=== Section Start ===
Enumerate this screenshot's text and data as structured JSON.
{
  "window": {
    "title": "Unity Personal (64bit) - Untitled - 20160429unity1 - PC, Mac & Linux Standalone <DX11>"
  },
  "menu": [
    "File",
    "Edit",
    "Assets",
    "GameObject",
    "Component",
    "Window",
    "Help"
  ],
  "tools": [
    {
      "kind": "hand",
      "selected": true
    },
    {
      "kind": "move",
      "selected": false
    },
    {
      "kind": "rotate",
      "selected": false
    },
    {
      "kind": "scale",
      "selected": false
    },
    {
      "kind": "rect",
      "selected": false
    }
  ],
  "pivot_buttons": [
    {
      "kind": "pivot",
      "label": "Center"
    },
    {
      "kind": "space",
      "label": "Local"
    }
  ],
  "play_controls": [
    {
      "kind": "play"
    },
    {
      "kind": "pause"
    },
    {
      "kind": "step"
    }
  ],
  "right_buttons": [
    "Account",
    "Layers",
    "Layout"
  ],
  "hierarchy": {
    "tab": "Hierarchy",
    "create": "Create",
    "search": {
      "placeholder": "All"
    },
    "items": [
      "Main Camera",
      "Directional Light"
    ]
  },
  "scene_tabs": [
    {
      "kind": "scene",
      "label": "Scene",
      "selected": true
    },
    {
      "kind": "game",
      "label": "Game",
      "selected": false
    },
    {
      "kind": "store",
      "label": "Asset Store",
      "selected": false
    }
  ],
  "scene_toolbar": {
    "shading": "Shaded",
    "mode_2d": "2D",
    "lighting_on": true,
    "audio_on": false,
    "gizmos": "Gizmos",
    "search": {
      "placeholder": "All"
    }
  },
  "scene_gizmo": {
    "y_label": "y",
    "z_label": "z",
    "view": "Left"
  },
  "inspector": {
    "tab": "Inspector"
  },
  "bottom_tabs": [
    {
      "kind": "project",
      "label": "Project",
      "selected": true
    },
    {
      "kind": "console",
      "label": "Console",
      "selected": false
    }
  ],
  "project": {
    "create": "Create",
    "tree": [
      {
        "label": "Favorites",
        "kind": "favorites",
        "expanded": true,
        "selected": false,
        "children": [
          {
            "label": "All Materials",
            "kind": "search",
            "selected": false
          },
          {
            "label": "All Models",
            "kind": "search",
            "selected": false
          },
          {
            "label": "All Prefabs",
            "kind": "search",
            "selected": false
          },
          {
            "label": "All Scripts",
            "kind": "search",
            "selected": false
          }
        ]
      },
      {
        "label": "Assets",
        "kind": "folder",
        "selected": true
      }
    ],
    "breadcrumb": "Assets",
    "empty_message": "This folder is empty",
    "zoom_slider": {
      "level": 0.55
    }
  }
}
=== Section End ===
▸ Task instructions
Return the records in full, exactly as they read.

▸ Worked solution
Enumerate this screenshot's text and data as structured JSON.
{
  "window": {
    "title": "Unity Personal (64bit) - Untitled - 20160429unity1 - PC, Mac & Linux Standalone <DX11>"
  },
  "menu": [
    "File",
    "Edit",
    "Assets",
    "GameObject",
    "Component",
    "Window",
    "Help"
  ],
  "tools": [
    {
      "kind": "hand",
      "selected": true
    },
    {
      "kind": "move",
      "selected": false
    },
    {
      "kind": "rotate",
      "selected": false
    },
    {
      "kind": "scale",
      "selected": false
    },
    {
      "kind": "rect",
      "selected": false
    }
  ],
  "pivot_buttons": [
    {
      "kind": "pivot",
      "label": "Center"
    },
    {
      "kind": "space",
      "label": "Local"
    }
  ],
  "play_controls": [
    {
      "kind": "play"
    },
    {
      "kind": "pause"
    },
    {
      "kind": "step"
    }
  ],
  "right_buttons": [
    "Account",
    "Layers",
    "Layout"
  ],
  "hierarchy": {
    "tab": "Hierarchy",
    "create": "Create",
    "search": {
      "placeholder": "All"
    },
    "items": [
      "Main Camera",
      "Directional Light"
    ]
  },
  "scene_tabs": [
    {
      "kind": "scene",
      "label": "Scene",
      "selected": true
    },
    {
      "kind": "game",
      "label": "Game",
      "selected": false
    },
    {
      "kind": "store",
      "label": "Asset Store",
      "selected": false
    }
  ],
  "scene_toolbar": {
    "shading": "Shaded",
    "mode_2d": "2D",
    "lighting_on": true,
    "audio_on": false,
    "gizmos": "Gizmos",
    "search": {
      "placeholder": "All"
    }
  },
  "scene_gizmo": {
    "y_label": "y",
    "z_label": "z",
    "view": "Left"
  },
  "inspector": {
    "tab": "Inspector"
  },
  "bottom_tabs": [
    {
      "kind": "project",
      "label": "Project",
      "selected": true
    },
    {
      "kind": "console",
      "label": "Console",
      "selected": false
    }
  ],
  "project": {
    "create": "Create",
    "tree": [
      {
        "label": "Favorites",
        "kind": "favorites",
        "expanded": true,
        "selected": false,
        "children": [
          {
            "label": "All Materials",
            "kind": "search",
            "selected": false
          },
          {
            "label": "All Models",
            "kind": "search",
            "selected": false
          },
          {
            "label": "All Prefabs",
            "kind": "search",
            "selected": false
          },
          {
            "label": "All Scripts",
            "kind": "search",
            "selected": false
          }
        ]
      },
      {
        "label": "Assets",
        "kind": "folder",
        "selected": true
      }
    ],
    "breadcrumb": "Assets",
    "empty_message": "This folder is empty",
    "zoom_slider": {
      "level": 0.55
    }
  }
}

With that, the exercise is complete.